If you have unlimited funds, then you probably don’t need a budget. I don’t know anyone who qualifies for this statement. Not even the federal government.
Not knowing where your money gets spent opens the door for money to freely escape out of your wallet. It also invites other people to reach in and try to grab some $$. You need to live on less than you earn if you ever want to get ahead.
The first step to gaining control of your personal finances is making a budget. This allows you to designate where your money is spent as well as track different categories to see if you are overspending (or underspending) on certain expenses. This skill is something that ought to be taught in school, but it’s not. I remember “Home Economics” class in 7th grade, it covered basic cooking, basic sewing, basic cleaning, etc. There was no “basic finances”. And through high school I was an A & B student, taking algebra, trigonometry, and calculus; yet NONE of these prepare a student for the real world when it comes to money management. There are many programs, apps, and worksheet templates that are available for free. Dave Ramsey has a simple to use budget called “Every Dollar“.
Here is a simple budget sheet that I developed. It shows an entire year of budgeting
And here is an interactive version of the budget sheet. You can customize the names and amounts to match your budget.
Start off with the obvious stuff … Input your monthly income, whether it’s salary, side work, social security, etc. The form adds up the total for you.
Now start to input your expenses. Every dollar you spend has to be listed and the form will total it up.
Now press the button to see your debt snowball
Spending more on one category means you have to spend less on another. It’s a tradeoff. And it can help you identify expenses that really are “frivolous” and not needed. Where is your money best spent? How much is too much for each category? There are some sound financial rules-of-thumb, like “Don’t spend more than 25% of your income on housing”.
There are lots of things that some might consider a “necessity” but really are not. And many humans try to justify their expenses by twisting logic around until it matches their desires. That coffee-store cup of java might save you a little time in the morning, but the cost of it adds up very quickly. Once you have become accustomed to that expense, it’s tough to tell yourself “NO!” the next time you see their sign waving at you.
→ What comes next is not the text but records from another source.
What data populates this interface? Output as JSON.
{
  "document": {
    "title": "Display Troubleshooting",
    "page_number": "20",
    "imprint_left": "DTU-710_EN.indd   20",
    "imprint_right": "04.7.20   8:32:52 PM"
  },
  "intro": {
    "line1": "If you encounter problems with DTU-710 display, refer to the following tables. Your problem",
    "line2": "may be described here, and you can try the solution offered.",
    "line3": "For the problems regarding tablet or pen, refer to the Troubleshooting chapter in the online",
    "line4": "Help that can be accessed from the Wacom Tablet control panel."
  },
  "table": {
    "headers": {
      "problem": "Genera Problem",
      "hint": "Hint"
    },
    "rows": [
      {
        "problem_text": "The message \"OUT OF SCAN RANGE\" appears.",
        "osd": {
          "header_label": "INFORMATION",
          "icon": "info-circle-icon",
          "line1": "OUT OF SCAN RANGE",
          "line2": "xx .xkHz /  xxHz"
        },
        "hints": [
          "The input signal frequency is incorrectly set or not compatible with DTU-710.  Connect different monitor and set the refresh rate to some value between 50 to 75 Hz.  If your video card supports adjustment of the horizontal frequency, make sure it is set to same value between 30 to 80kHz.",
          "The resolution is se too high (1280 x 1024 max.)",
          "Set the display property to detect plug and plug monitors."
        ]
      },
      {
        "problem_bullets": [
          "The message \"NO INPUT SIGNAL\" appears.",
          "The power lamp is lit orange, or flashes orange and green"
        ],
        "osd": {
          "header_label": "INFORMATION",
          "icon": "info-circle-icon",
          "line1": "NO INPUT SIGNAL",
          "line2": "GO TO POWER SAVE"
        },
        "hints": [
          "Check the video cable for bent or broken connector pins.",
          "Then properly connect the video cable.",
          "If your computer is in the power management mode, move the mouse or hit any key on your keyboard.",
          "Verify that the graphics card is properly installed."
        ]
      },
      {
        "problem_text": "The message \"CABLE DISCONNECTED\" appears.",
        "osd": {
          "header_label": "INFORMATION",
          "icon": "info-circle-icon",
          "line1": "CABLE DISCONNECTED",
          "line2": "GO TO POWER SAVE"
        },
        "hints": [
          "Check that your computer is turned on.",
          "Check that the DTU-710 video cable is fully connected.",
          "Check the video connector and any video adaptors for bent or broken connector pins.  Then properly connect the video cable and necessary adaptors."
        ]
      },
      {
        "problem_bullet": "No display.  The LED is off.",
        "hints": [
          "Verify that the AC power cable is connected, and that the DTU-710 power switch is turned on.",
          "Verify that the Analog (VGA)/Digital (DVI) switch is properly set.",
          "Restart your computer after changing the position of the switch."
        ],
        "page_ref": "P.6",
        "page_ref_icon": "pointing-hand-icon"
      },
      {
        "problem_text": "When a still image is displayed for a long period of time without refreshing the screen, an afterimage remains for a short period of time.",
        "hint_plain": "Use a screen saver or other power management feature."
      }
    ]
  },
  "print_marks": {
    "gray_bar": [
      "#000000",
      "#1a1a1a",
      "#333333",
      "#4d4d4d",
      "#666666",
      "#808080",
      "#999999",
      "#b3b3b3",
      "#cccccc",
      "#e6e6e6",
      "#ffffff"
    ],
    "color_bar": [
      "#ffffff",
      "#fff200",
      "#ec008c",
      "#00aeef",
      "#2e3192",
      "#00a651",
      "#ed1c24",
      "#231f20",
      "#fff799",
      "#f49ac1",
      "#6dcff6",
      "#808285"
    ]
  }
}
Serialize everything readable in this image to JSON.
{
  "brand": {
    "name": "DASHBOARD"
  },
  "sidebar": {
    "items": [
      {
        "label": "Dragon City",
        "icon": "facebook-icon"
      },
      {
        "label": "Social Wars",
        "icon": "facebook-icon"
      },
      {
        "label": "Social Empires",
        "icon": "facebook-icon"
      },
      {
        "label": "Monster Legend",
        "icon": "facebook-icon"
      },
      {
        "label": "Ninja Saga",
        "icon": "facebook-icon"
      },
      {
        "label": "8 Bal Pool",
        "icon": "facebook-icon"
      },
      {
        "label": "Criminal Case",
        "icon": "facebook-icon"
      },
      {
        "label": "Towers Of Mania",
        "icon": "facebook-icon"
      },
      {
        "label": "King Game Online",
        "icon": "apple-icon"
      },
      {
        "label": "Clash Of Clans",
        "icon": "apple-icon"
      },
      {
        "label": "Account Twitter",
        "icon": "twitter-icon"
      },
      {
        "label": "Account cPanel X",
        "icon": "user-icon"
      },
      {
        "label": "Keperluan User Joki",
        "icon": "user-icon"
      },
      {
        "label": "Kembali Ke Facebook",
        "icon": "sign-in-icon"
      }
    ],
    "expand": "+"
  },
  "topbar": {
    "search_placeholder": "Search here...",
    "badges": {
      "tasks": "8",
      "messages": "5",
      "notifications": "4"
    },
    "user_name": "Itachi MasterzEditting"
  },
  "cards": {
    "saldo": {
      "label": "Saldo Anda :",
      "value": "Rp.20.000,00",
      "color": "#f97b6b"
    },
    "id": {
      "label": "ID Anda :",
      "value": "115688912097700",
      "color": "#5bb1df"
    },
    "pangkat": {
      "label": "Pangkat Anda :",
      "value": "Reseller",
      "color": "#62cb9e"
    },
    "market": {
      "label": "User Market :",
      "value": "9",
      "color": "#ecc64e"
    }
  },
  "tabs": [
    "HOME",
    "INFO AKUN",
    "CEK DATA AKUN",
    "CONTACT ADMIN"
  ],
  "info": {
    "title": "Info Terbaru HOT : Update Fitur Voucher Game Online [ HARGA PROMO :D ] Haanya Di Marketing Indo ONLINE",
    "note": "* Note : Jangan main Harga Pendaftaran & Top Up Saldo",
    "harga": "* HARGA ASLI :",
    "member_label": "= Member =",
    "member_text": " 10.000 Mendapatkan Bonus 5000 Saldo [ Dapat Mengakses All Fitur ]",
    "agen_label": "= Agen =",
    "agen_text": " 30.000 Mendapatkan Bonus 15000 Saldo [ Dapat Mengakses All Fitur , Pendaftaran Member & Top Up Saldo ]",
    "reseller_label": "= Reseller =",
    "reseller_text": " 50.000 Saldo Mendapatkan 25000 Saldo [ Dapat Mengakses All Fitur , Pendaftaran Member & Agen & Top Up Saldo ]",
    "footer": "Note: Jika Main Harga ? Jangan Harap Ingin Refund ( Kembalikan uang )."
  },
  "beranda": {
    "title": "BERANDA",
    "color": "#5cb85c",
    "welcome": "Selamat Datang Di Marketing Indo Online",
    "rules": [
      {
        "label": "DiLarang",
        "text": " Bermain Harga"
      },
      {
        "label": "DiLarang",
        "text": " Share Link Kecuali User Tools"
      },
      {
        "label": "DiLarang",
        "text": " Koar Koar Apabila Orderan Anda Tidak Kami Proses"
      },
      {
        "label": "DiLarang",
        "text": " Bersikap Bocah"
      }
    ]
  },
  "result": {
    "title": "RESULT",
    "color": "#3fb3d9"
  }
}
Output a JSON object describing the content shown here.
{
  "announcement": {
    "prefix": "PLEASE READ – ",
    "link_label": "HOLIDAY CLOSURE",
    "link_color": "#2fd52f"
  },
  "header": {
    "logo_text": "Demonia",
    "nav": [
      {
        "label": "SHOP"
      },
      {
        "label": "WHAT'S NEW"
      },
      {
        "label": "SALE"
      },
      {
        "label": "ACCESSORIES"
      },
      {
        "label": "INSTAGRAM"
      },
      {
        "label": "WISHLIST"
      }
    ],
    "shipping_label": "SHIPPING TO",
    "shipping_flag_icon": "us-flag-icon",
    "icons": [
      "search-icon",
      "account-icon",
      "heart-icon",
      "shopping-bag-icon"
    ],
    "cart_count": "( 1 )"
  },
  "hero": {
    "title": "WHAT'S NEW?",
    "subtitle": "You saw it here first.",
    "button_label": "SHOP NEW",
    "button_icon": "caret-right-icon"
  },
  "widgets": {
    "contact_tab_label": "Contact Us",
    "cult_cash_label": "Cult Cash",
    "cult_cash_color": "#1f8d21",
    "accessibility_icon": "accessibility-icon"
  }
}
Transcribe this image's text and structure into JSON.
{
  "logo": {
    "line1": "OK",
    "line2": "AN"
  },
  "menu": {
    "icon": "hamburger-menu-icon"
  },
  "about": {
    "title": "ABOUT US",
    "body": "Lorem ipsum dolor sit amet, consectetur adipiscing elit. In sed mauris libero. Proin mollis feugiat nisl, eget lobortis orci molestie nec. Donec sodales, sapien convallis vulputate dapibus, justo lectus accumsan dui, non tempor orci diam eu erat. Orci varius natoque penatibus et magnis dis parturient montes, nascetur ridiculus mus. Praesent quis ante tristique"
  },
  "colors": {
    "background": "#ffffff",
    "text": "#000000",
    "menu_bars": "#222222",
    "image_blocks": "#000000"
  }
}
You HAVE to be diligent.
To quote a businessman that I once talked to: “Watch every dollar as if it was your first”.
Now it’s time to move forward: Step 2: Start an Emergency Fund.